One of the oldest museums on the American continent is one of the prides of this capital city. The imposing stone-walled facade of the Museo Nacional, or National Museum, does not allow it to go unobserved. Over 20,000 pieces confirm its wealth. The Museo del Oro, or Gold Museum, houses the most important metalwork collection in the world, with over 34,000 pieces and 20,000 objects from diverse pre-Columbian cultures.
Bogotá is ideal as a cultural incentive. Over 40 museums house collections in the fields of archaeology, history, numismatics, philatelics, religion, technology, art, bullfighting, marine ecosystems, architecture, and photography. Several are available for theme parties; the Chicó Museum, for instance.
This is Bogotá’s most bohemian section, as well as its historic, cultural, and intellectual center. Steep cobbled streets and large colonial houses with wide eaves make up most of the landscape. However, public buildings built in the republican and modern styles, such as the President’s offices, the Mayor’s offices, the Cardinal’s Palace, the Courts and several Ministries, are also located in La Candelaria. This is actually a circuit of museums, restaurants, and beautiful places. Touring it is a must.
Villa de Leyva, Boyacá
This is one of the better-preserved colonial towns in the entire country. Its idyllic landscape is full of chivalrous tales, cobbled streets, huge colonial houses, museums, fossils, waterfalls, and caves that make this town an excellent stage for a cultural incentive trip that also includes nature activities. The Santuario de Iguaque is the preferred spot of nature lovers.

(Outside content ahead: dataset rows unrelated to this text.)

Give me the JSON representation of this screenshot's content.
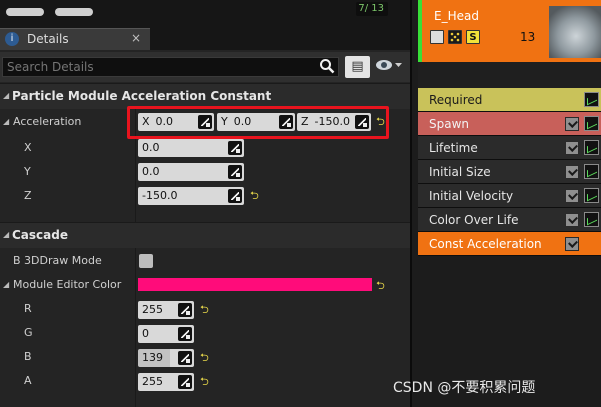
{
  "top_counter": "7/ 13",
  "details_tab": {
    "icon": "magnifier-info-icon",
    "label": "Details",
    "close": "×"
  },
  "search": {
    "placeholder": "Search Details",
    "icon": "magnifier-icon",
    "grid_icon": "grid-list-icon",
    "eye_icon": "eye-icon"
  },
  "section_accel": {
    "title": "Particle Module Acceleration Constant",
    "acceleration": {
      "label": "Acceleration",
      "x_tag": "X",
      "x_value": "0.0",
      "y_tag": "Y",
      "y_value": "0.0",
      "z_tag": "Z",
      "z_value": "-150.0"
    },
    "x": {
      "label": "X",
      "value": "0.0"
    },
    "y": {
      "label": "Y",
      "value": "0.0"
    },
    "z": {
      "label": "Z",
      "value": "-150.0"
    }
  },
  "section_cascade": {
    "title": "Cascade",
    "draw_mode": {
      "label": "B 3DDraw Mode",
      "checked": false
    },
    "module_editor_color": {
      "label": "Module Editor Color",
      "color": "#ff0c7a"
    },
    "r": {
      "label": "R",
      "value": "255"
    },
    "g": {
      "label": "G",
      "value": "0"
    },
    "b": {
      "label": "B",
      "value": "139"
    },
    "a": {
      "label": "A",
      "value": "255"
    }
  },
  "emitter": {
    "name": "E_Head",
    "count": "13",
    "icons": [
      "checkbox-icon",
      "dots-icon",
      "solo-icon"
    ],
    "solo_label": "S",
    "color": "#f07212"
  },
  "modules": [
    {
      "label": "Required",
      "bg": "#c9c25a",
      "text": "#1b1b1b",
      "check": false,
      "graph": true
    },
    {
      "label": "Spawn",
      "bg": "#c8605a",
      "text": "#f3f3f3",
      "check": true,
      "graph": true
    },
    {
      "label": "Lifetime",
      "bg": "#2b2b2b",
      "text": "#e6e6e6",
      "check": true,
      "graph": true
    },
    {
      "label": "Initial Size",
      "bg": "#2b2b2b",
      "text": "#e6e6e6",
      "check": true,
      "graph": true
    },
    {
      "label": "Initial Velocity",
      "bg": "#2b2b2b",
      "text": "#e6e6e6",
      "check": true,
      "graph": true
    },
    {
      "label": "Color Over Life",
      "bg": "#2b2b2b",
      "text": "#e6e6e6",
      "check": true,
      "graph": true
    },
    {
      "label": "Const Acceleration",
      "bg": "#f07212",
      "text": "#ffffff",
      "check": true,
      "graph": false
    }
  ],
  "watermark": "CSDN @不要积累问题",
  "reset_glyph": "⮌"
}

The above is the name of Bogota’s bullfighting ring. Since 1931, the season takes place in January and February. “La Santamaría”, short for its full name, is an imposing work of architecture, which includes a museum that exhibits bullfighters’ attires, bullfighting capes, and banderillas (the barbed sticks that are planted on the bull’s flanks).